### Input data:
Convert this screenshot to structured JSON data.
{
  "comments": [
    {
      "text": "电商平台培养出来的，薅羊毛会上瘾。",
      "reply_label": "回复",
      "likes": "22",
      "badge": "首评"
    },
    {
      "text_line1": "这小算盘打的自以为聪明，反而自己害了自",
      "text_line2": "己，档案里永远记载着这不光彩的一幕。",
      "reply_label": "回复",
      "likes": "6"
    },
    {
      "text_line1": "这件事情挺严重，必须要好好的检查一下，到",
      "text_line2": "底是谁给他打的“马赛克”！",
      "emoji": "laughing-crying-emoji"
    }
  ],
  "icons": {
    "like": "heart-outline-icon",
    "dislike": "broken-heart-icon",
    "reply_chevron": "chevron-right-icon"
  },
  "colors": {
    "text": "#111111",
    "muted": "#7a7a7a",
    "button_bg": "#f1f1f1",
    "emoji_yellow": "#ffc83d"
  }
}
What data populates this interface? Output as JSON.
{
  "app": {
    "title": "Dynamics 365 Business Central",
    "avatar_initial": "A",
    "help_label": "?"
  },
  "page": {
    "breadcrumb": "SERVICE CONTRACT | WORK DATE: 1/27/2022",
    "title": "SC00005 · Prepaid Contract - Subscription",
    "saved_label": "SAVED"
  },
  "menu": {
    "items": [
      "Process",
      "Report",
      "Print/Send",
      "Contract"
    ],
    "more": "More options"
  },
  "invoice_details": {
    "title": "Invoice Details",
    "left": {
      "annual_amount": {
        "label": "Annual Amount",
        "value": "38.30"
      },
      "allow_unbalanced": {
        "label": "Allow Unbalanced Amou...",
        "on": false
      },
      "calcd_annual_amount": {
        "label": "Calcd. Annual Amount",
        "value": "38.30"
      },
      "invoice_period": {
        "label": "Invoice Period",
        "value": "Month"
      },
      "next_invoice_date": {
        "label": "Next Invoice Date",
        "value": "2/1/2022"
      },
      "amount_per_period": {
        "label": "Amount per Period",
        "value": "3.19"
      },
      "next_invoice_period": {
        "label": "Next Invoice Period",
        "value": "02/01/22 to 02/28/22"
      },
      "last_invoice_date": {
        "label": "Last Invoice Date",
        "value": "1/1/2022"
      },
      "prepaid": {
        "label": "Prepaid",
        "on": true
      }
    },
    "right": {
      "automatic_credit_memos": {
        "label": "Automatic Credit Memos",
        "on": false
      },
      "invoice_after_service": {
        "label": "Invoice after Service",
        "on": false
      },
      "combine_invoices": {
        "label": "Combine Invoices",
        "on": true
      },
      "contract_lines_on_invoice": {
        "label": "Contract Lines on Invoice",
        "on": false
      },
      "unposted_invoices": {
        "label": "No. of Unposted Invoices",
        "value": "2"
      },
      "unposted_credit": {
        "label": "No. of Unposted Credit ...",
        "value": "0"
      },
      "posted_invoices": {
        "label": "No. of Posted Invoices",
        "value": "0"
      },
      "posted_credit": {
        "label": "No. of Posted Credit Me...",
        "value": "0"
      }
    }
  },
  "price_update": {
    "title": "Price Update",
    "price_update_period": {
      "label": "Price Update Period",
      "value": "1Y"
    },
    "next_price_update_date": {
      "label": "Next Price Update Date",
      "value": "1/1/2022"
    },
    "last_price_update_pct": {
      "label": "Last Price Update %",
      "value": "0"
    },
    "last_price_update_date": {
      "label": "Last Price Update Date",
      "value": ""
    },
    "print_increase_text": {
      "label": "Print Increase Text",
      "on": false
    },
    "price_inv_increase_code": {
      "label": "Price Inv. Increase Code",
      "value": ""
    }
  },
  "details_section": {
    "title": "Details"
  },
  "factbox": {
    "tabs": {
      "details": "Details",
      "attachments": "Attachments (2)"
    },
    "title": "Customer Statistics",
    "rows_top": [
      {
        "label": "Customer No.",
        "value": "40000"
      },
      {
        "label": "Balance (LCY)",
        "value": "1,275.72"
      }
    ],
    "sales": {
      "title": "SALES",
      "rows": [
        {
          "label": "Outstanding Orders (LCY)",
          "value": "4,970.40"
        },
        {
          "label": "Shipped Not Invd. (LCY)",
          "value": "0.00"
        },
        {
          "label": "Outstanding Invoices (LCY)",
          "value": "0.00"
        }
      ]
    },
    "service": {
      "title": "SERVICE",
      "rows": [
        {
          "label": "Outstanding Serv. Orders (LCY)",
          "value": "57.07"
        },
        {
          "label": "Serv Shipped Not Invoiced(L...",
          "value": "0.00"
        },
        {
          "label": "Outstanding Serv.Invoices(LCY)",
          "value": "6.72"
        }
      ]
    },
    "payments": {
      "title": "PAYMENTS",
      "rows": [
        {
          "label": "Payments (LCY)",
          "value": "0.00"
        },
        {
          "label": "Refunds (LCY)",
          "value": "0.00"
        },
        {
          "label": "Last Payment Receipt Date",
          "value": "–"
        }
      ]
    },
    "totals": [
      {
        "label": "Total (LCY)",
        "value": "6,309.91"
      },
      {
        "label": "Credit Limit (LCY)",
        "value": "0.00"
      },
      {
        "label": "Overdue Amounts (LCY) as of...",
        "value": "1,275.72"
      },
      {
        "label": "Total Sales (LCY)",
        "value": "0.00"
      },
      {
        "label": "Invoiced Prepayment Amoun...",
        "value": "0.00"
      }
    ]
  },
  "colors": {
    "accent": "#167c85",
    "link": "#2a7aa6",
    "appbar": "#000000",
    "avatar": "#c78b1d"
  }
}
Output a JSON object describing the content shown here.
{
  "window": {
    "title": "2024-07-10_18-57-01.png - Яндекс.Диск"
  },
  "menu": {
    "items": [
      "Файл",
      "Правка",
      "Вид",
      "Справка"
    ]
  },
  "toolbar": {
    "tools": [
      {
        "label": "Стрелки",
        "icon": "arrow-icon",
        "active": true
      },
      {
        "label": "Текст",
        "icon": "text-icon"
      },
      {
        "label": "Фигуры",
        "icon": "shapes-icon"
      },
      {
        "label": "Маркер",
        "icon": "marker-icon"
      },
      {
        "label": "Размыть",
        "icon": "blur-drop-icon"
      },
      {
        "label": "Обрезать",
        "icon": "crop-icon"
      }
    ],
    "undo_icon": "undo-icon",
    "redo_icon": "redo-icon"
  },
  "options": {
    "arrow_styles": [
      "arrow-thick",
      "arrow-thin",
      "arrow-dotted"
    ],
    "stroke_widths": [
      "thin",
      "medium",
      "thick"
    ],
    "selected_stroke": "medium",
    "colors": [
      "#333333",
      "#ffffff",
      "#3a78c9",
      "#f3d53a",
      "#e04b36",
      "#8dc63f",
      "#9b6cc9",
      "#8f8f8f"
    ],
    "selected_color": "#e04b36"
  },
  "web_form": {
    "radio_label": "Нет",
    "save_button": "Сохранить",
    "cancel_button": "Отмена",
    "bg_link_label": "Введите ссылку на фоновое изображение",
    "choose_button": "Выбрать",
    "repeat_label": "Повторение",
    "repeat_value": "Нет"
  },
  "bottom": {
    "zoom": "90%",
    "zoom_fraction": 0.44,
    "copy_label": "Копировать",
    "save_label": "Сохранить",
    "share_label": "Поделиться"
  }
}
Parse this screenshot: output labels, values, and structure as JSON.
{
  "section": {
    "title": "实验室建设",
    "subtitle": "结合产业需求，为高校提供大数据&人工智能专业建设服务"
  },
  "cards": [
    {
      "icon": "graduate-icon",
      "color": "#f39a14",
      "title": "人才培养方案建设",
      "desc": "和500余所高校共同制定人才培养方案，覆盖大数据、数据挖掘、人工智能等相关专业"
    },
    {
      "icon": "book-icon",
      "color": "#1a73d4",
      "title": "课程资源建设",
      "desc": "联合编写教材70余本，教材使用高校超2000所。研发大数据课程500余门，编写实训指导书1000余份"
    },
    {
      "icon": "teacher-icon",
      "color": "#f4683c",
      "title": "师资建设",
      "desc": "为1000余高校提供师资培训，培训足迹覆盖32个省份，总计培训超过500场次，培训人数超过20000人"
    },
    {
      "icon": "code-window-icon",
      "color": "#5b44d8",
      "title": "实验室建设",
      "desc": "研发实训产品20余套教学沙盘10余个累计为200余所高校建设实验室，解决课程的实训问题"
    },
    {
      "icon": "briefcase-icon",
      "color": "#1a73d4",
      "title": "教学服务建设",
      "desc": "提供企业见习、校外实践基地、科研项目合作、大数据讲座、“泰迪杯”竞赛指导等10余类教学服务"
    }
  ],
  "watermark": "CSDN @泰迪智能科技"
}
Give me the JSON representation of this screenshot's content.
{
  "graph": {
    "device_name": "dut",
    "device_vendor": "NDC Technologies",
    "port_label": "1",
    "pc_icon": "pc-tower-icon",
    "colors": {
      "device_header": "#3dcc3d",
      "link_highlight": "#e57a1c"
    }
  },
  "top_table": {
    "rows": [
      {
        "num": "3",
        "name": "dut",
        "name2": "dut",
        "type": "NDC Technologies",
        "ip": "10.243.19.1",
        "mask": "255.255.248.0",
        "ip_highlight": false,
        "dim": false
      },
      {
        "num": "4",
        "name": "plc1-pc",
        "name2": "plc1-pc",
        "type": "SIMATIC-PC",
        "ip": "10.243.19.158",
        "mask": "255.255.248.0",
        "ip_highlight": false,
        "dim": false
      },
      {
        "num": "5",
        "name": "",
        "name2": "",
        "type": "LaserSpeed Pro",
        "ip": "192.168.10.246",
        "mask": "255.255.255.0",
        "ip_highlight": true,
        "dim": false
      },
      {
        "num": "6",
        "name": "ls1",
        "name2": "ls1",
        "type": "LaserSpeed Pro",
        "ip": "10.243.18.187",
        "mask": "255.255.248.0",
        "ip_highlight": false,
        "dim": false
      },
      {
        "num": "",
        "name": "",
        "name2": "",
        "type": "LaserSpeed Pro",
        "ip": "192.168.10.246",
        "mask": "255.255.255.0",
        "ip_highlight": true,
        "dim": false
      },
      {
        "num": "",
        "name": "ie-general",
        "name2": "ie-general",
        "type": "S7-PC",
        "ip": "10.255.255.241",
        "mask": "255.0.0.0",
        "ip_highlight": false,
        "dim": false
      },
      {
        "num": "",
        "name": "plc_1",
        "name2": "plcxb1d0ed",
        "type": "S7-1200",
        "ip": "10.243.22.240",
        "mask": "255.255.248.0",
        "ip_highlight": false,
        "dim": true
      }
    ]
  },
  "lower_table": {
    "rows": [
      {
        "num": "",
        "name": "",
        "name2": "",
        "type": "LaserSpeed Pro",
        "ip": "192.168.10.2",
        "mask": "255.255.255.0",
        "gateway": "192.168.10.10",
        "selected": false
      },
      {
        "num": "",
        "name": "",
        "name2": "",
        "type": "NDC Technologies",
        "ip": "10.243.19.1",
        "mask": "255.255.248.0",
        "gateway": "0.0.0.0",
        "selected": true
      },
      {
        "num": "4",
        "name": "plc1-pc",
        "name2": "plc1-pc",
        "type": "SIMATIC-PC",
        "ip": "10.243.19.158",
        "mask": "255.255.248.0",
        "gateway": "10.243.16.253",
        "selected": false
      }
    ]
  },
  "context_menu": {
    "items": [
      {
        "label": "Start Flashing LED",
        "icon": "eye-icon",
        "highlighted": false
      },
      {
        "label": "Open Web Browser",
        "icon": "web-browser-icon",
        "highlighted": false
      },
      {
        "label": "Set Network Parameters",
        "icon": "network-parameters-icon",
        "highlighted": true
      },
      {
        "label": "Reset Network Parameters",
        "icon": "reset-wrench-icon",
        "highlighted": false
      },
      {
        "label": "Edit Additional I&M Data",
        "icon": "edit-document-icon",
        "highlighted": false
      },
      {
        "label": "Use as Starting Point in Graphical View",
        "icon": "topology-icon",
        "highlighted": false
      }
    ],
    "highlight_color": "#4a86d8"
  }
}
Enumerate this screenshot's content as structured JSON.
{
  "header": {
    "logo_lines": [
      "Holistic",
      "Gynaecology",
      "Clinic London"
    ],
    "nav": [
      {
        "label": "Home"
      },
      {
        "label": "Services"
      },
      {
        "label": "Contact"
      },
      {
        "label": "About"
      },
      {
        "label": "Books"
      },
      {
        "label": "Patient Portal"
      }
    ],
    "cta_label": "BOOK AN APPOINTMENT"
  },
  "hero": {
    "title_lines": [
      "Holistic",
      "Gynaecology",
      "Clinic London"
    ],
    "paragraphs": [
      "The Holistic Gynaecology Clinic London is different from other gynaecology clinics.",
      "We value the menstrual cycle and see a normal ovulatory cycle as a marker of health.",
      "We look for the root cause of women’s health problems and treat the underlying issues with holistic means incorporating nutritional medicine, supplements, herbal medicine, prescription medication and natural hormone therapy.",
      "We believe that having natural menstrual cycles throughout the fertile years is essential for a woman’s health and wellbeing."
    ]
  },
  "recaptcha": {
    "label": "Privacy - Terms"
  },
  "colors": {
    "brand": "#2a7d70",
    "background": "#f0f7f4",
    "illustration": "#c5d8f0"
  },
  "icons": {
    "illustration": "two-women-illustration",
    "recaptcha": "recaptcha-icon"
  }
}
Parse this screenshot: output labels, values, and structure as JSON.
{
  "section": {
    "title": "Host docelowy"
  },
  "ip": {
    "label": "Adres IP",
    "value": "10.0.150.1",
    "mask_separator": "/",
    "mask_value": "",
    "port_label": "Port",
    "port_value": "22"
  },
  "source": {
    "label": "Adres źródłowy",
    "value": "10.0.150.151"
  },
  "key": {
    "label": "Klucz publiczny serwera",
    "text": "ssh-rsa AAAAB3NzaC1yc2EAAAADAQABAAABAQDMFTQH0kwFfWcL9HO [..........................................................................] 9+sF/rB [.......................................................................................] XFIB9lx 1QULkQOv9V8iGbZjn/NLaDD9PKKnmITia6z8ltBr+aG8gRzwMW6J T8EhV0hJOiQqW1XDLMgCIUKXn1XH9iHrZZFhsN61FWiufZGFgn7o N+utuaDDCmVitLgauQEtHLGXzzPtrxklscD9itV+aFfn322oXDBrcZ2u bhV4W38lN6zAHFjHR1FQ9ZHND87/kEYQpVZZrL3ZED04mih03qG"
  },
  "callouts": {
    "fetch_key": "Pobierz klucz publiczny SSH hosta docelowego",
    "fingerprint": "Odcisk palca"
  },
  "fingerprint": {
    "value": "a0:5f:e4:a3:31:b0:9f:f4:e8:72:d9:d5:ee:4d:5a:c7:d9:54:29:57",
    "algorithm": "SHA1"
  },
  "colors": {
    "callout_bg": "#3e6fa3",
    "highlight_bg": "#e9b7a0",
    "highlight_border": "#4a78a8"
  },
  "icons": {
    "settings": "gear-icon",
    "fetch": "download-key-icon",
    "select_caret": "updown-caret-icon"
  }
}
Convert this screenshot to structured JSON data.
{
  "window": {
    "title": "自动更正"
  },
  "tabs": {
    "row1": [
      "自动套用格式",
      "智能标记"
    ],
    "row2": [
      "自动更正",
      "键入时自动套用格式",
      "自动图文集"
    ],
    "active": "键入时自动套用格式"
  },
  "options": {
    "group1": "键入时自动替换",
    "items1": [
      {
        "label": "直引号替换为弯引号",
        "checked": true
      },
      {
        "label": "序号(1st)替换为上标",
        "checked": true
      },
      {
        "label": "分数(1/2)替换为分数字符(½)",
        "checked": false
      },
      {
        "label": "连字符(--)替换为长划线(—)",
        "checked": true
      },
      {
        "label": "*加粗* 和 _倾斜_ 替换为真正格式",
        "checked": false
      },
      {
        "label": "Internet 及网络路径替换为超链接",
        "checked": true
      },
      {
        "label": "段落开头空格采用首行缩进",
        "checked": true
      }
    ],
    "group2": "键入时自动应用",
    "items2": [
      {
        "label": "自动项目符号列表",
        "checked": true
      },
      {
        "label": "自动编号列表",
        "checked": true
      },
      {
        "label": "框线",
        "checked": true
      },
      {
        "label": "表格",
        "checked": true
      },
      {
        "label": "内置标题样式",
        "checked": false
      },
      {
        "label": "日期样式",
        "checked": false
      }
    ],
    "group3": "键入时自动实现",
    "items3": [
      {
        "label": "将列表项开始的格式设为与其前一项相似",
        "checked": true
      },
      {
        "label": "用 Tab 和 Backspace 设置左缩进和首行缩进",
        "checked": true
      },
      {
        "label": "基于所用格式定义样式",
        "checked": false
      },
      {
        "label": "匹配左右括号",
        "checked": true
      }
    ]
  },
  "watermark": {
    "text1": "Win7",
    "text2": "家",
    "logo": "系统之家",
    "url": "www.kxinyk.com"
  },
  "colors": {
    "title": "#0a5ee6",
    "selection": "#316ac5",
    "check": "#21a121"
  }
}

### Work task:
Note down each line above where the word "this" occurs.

### Result of the task:
Convert this screenshot to structured JSON data.
What data populates this interface? Output as JSON.
Parse this screenshot: output labels, values, and structure as JSON.
Give me the JSON representation of this screenshot's content.
Enumerate this screenshot's content as structured JSON.
Parse this screenshot: output labels, values, and structure as JSON.
Convert this screenshot to structured JSON data.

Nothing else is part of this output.